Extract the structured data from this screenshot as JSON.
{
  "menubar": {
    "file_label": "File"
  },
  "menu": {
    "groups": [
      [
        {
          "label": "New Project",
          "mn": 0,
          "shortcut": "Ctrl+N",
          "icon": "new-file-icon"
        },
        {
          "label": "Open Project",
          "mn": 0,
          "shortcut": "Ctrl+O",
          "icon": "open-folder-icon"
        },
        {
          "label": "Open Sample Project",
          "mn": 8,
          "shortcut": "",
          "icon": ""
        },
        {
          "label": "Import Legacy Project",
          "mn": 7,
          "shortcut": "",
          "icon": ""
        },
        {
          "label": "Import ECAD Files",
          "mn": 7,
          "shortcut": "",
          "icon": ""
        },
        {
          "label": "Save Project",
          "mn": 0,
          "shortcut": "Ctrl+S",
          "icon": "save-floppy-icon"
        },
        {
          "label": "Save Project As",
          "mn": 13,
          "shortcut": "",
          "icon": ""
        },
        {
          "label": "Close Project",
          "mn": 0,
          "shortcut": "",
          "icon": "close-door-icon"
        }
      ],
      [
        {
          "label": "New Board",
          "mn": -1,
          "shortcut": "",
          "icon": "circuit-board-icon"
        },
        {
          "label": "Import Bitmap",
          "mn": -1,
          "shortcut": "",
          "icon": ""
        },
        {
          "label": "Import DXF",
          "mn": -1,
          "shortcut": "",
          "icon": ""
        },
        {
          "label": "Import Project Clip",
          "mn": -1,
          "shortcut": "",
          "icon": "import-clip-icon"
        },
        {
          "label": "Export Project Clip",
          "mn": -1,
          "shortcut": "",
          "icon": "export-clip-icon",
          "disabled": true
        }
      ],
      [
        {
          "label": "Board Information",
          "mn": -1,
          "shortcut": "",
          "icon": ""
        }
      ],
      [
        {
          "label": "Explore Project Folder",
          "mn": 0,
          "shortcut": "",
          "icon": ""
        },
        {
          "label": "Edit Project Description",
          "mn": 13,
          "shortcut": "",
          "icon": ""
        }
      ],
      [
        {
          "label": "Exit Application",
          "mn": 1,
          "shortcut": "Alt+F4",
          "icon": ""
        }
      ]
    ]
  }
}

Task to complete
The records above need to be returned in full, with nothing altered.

Answer to the problem
Extract the structured data from this screenshot as JSON.
{
  "menubar": {
    "file_label": "File"
  },
  "menu": {
    "groups": [
      [
        {
          "label": "New Project",
          "mn": 0,
          "shortcut": "Ctrl+N",
          "icon": "new-file-icon"
        },
        {
          "label": "Open Project",
          "mn": 0,
          "shortcut": "Ctrl+O",
          "icon": "open-folder-icon"
        },
        {
          "label": "Open Sample Project",
          "mn": 8,
          "shortcut": "",
          "icon": ""
        },
        {
          "label": "Import Legacy Project",
          "mn": 7,
          "shortcut": "",
          "icon": ""
        },
        {
          "label": "Import ECAD Files",
          "mn": 7,
          "shortcut": "",
          "icon": ""
        },
        {
          "label": "Save Project",
          "mn": 0,
          "shortcut": "Ctrl+S",
          "icon": "save-floppy-icon"
        },
        {
          "label": "Save Project As",
          "mn": 13,
          "shortcut": "",
          "icon": ""
        },
        {
          "label": "Close Project",
          "mn": 0,
          "shortcut": "",
          "icon": "close-door-icon"
        }
      ],
      [
        {
          "label": "New Board",
          "mn": -1,
          "shortcut": "",
          "icon": "circuit-board-icon"
        },
        {
          "label": "Import Bitmap",
          "mn": -1,
          "shortcut": "",
          "icon": ""
        },
        {
          "label": "Import DXF",
          "mn": -1,
          "shortcut": "",
          "icon": ""
        },
        {
          "label": "Import Project Clip",
          "mn": -1,
          "shortcut": "",
          "icon": "import-clip-icon"
        },
        {
          "label": "Export Project Clip",
          "mn": -1,
          "shortcut": "",
          "icon": "export-clip-icon",
          "disabled": true
        }
      ],
      [
        {
          "label": "Board Information",
          "mn": -1,
          "shortcut": "",
          "icon": ""
        }
      ],
      [
        {
          "label": "Explore Project Folder",
          "mn": 0,
          "shortcut": "",
          "icon": ""
        },
        {
          "label": "Edit Project Description",
          "mn": 13,
          "shortcut": "",
          "icon": ""
        }
      ],
      [
        {
          "label": "Exit Application",
          "mn": 1,
          "shortcut": "Alt+F4",
          "icon": ""
        }
      ]
    ]
  }
}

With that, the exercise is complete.